Maya has big plans to change the direction of Blush Magazine… at first.
Written by Marsh McCall | Directed by Philip Charles MacKenzie

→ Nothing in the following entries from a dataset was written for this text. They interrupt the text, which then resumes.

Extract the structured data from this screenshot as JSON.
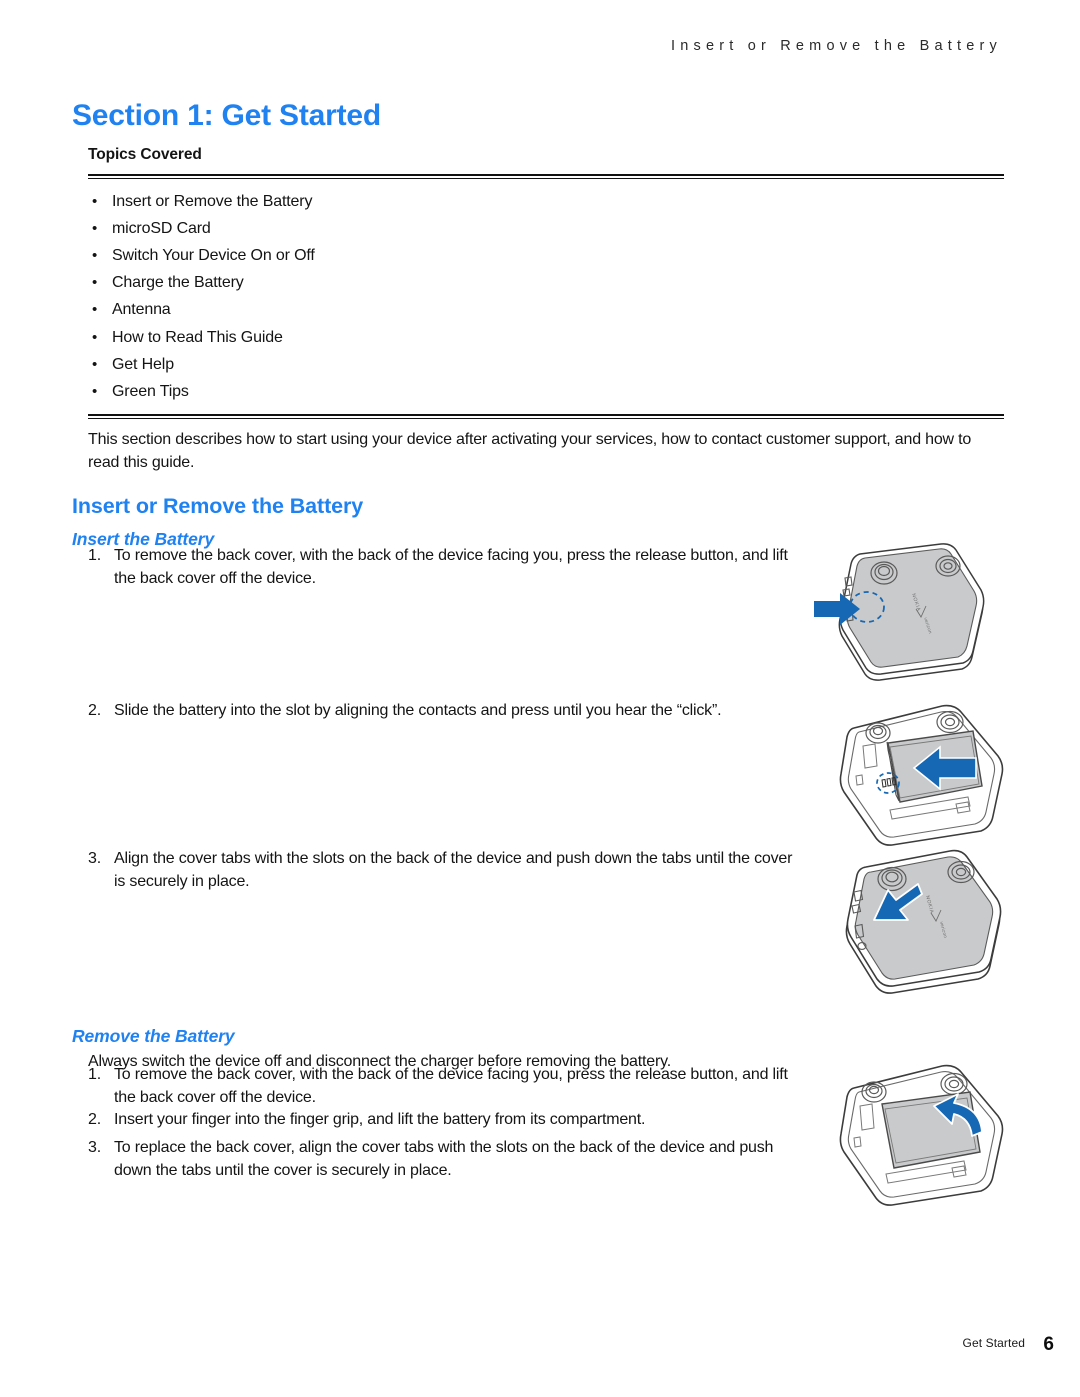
{
  "header": {
    "running_title": "Insert or Remove the Battery"
  },
  "section": {
    "title": "Section 1:  Get Started"
  },
  "topics": {
    "heading": "Topics Covered",
    "bullet_glyph": "•",
    "items": [
      "Insert or Remove the Battery",
      "microSD Card",
      "Switch Your Device On or Off",
      "Charge the Battery",
      "Antenna",
      "How to Read This Guide",
      "Get Help",
      "Green Tips"
    ]
  },
  "intro": {
    "text": "This section describes how to start using your device after activating your services, how to contact customer support, and how to read this guide."
  },
  "insert_remove": {
    "heading": "Insert or Remove the Battery",
    "insert": {
      "heading": "Insert the Battery",
      "steps": [
        {
          "num": "1.",
          "text": "To remove the back cover, with the back of the device facing you, press the release button, and lift the back cover off the device."
        },
        {
          "num": "2.",
          "text": "Slide the battery into the slot by aligning the contacts and press until you hear the “click”."
        },
        {
          "num": "3.",
          "text": "Align the cover tabs with the slots on the back of the device and push down the tabs until the cover is securely in place."
        }
      ]
    },
    "remove": {
      "heading": "Remove the Battery",
      "note": "Always switch the device off and disconnect the charger before removing the battery.",
      "steps": [
        {
          "num": "1.",
          "text": "To remove the back cover, with the back of the device facing you, press the release button, and lift the back cover off the device."
        },
        {
          "num": "2.",
          "text": "Insert your finger into the finger grip, and lift the battery from its compartment."
        },
        {
          "num": "3.",
          "text": "To replace the back cover, align the cover tabs with the slots on the back of the device and push down the tabs until the cover is securely in place."
        }
      ]
    }
  },
  "illustrations": {
    "brand_primary": "NOKIA",
    "brand_secondary": "verizon",
    "figure_1_caption": "device back cover with release button and arrow",
    "figure_2_caption": "battery sliding into compartment with arrow",
    "figure_3_caption": "back cover being replaced with arrow",
    "figure_4_caption": "battery being lifted from compartment with curved arrow"
  },
  "footer": {
    "label": "Get Started",
    "page_number": "6"
  },
  "colors": {
    "heading_blue": "#1f82f0",
    "arrow_blue": "#1668b4",
    "text_black": "#141414",
    "device_gray": "#c9cacc"
  }
}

Believe me — it was tough to make this brief list and not include the pilot, which is a terrific set-up for a great first season and an amusing introduction to the show’s premise, thematic interests, and characters. But, this sophomore excursion that, like all sophomore excursions, essentially has to restate everything established in the pilot but in a seemingly fresh way, is smarter. For starters, it naturally gets to be more indicative of what a typical episode of the series will look like — because it doesn’t have to worry about setting the father/daughter exposition and can instead make more use of the workplace environment where we know the show will be spending the bulk of its time. Second, it also has an even clearer understanding of the characters — particularly of Finch (who was added to the second filmed version of the pilot, and was probably the murkiest defined there) — and boasts a much better usage of their varying relationships. So, because this one is like the excellent premiere, but more in tune with the rest of the series and its characterizations, it makes this abbreviated list.

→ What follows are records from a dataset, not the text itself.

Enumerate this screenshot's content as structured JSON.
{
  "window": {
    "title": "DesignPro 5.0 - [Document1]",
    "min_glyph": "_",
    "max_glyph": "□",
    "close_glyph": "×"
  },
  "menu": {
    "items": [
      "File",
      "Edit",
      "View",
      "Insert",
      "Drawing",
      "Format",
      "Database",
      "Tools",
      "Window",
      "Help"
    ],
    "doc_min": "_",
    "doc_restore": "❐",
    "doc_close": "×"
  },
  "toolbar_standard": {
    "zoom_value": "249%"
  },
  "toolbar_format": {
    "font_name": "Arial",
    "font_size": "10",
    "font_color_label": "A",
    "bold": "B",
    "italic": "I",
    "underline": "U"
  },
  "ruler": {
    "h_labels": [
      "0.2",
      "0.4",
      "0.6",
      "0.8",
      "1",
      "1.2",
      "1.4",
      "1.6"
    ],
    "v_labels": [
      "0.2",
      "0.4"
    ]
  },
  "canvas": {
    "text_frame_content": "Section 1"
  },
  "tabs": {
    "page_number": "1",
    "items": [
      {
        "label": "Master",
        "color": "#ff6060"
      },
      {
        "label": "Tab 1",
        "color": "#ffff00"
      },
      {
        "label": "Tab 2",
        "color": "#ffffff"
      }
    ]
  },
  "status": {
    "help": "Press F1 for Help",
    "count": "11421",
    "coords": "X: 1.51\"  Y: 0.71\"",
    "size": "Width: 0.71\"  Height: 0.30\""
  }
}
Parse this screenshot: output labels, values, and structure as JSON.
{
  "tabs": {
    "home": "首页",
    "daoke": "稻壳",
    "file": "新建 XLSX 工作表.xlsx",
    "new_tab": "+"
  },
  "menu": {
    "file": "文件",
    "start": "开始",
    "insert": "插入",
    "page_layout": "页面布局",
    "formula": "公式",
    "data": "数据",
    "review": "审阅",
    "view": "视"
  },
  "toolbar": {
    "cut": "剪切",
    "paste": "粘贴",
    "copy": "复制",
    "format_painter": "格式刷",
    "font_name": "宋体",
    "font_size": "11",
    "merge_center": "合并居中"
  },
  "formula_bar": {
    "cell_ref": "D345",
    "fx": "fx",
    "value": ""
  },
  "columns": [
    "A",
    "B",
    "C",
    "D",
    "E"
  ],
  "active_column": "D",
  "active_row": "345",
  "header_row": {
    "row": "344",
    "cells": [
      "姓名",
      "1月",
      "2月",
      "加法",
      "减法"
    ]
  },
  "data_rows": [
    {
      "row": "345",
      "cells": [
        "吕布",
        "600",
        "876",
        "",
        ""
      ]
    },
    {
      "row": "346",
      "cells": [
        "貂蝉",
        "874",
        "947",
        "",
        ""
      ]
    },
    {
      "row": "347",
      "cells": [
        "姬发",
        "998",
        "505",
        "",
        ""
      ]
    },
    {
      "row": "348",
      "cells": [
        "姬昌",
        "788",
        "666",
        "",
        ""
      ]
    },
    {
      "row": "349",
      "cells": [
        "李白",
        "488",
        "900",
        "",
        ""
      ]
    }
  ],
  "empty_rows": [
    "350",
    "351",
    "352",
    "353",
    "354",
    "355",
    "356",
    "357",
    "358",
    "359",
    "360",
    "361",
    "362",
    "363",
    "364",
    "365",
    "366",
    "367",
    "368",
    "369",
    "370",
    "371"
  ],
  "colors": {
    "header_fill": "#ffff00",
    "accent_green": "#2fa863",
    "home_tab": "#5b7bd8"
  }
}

02) Episode 6: “Lemon Wacky Hello” (Aired: 03/26/97)
Maya struggles to complete her first magazine as the staff gets high on candy.
Written by Andrew Gordon & Eileen Conn | Directed by Philip Charles MacKenzie

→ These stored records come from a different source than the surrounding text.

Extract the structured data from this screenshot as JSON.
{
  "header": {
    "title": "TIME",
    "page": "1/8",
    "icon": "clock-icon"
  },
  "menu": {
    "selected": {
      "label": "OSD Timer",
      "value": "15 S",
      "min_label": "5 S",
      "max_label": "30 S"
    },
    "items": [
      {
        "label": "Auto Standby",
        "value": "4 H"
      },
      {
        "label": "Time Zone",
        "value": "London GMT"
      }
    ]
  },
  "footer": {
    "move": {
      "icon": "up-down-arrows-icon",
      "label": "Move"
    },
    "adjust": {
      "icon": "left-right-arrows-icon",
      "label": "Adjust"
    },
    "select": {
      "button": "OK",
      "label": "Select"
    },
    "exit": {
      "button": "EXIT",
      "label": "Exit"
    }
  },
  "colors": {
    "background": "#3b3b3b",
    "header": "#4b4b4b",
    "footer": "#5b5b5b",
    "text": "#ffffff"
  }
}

This beloved offering deserves its popularity — but its appeal comes from a bait-and-switch. Most who laud this installment do so because of the amusing narrative twist in which the office gets high on a candy that Jack has brought back from Hong Kong (amusingly called “Lemon Wacky Hello”), but it’s really the character opportunities with Maya, and as the thesis would have it, Maya and Jack, that cement this as a valuable entry and the perfect first season finale. Okay, there are many hilarious moments inspired by the Lemon Wacky Hello — too many to list here — but it isn’t exactly an original premise, and as far as being character-driven, well, it’s not. Yet what I genuinely love about this teleplay is how it uses this gimmicky concept as a means of exploring the characters further; based on how everyone reacts while “high,” we get a better understanding of who these people are while not high. And in addition to those revealing throwaway moments of comedy, the story bones themselves suggest a greater purpose, as Maya takes a step forward in her personal growth by having to arrange the entire magazine by herself… hoping to please her father. By addressing the show’s primary relationship and progressing its arc, there’s a substance that makes all the outrageous comedy — with gags we don’t expect this early in the run (usually it’s a stunt for a later season) — icing on the cake, as opposed to merely icing. You see, eventually Just Shoot Me! will be icing upon icing that’s masquerading as cake, and we need both. This one has both, and it’s my MVE.
Other notable episodes that merit mention include: all of them. The pilot, “Back Issues,” was the closest to the above list, because it’s incredibly adept at doing everything it needs to do as a premiere, but I also thought about highlighting “Secretary’s Day,” a broader Finch-heavy outing that suggests the series’ future fascination with ideas and cameos (to the detriment of the characters), and “In Your Dreams,” which is a fine ensemble show with a predictive Maya/Elliott focus. I also enjoy “Nina’s Birthday,” a showcase for the always hilarious Wendie Malick. So, you see: they’re all worthwhile and series-building.
*** The MVE Award for the Best Episode from Season One of Just Shoot Me! goes to…
“Lemon Wacky Hello”
Come back next week for Season Two! Stay tuned tomorrow for a new Wildcard Wednesday!